BEGIN Data records
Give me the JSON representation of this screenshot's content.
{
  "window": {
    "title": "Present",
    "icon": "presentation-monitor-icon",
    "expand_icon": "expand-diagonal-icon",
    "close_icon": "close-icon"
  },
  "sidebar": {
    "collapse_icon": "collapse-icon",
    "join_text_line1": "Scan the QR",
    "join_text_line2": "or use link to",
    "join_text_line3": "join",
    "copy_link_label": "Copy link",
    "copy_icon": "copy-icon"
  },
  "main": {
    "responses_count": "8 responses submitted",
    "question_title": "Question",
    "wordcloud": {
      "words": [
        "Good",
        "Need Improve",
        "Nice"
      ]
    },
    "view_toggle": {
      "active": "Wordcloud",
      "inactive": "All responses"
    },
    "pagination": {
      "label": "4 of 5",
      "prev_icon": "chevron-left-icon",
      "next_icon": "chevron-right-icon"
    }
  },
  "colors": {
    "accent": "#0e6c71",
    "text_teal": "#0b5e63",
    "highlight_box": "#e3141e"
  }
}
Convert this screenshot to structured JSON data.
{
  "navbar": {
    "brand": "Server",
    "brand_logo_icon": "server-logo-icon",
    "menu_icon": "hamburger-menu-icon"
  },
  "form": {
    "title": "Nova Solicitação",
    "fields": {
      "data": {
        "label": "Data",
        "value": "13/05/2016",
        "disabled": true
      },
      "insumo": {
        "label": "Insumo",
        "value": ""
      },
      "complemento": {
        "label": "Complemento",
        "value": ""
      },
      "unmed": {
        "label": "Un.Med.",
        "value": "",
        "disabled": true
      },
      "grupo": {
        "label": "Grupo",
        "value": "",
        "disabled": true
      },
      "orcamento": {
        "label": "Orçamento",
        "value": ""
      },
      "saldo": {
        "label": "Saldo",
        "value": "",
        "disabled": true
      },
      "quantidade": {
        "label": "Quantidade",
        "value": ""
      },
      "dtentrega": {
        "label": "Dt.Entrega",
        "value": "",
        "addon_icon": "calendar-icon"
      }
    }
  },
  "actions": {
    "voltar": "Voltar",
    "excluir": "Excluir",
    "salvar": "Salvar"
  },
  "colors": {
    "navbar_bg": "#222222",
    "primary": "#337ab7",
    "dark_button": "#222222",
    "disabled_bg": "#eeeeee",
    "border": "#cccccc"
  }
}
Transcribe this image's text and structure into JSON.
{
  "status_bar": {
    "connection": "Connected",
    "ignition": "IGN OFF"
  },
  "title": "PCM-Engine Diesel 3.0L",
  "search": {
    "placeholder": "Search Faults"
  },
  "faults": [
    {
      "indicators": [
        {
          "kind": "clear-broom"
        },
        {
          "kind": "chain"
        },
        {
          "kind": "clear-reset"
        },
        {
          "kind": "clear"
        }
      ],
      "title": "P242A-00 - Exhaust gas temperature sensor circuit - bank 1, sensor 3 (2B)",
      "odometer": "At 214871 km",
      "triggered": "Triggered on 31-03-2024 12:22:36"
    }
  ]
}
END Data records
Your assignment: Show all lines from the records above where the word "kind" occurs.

Result for this exercise:
          "kind": "clear-broom"
          "kind": "chain"
          "kind": "clear-reset"
          "kind": "clear"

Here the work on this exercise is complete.